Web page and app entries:
——

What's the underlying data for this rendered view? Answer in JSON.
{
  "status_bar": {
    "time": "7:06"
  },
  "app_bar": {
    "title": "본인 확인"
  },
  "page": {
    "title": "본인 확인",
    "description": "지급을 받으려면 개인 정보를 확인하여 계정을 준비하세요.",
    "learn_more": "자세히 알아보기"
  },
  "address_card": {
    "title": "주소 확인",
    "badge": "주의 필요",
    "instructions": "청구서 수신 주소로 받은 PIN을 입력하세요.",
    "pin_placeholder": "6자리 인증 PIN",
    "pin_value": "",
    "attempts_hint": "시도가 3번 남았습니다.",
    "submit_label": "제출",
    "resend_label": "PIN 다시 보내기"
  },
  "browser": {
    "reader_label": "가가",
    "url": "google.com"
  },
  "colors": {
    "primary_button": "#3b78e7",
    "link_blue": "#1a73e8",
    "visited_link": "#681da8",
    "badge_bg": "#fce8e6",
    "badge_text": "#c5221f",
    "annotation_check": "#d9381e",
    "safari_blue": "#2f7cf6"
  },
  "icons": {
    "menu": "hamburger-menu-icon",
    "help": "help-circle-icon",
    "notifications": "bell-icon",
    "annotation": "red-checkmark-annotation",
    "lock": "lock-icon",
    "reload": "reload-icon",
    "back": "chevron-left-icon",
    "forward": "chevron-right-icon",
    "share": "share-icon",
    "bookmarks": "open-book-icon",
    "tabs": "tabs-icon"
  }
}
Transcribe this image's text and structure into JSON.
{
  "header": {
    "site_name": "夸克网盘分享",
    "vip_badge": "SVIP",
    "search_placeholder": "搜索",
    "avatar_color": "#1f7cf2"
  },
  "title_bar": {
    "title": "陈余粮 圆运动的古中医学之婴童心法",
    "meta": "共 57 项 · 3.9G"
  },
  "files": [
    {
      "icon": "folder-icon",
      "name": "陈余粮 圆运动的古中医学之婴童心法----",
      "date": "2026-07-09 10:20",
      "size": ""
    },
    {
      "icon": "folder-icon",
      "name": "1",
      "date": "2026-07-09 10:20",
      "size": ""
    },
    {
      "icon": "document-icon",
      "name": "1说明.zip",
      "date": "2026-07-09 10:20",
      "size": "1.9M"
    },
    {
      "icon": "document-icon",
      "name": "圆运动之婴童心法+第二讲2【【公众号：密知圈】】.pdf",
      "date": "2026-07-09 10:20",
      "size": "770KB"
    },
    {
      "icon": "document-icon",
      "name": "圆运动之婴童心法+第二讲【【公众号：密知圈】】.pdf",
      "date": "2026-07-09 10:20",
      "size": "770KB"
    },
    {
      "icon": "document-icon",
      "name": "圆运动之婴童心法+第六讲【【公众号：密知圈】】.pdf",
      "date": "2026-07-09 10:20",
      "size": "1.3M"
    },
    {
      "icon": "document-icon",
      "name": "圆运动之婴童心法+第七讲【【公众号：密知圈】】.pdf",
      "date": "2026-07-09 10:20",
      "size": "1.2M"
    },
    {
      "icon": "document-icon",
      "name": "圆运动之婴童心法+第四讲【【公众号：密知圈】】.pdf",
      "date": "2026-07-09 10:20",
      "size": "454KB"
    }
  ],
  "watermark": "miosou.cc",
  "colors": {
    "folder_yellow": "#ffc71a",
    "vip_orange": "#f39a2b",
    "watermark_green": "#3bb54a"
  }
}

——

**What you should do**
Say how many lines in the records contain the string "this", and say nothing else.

**Exercise result**
2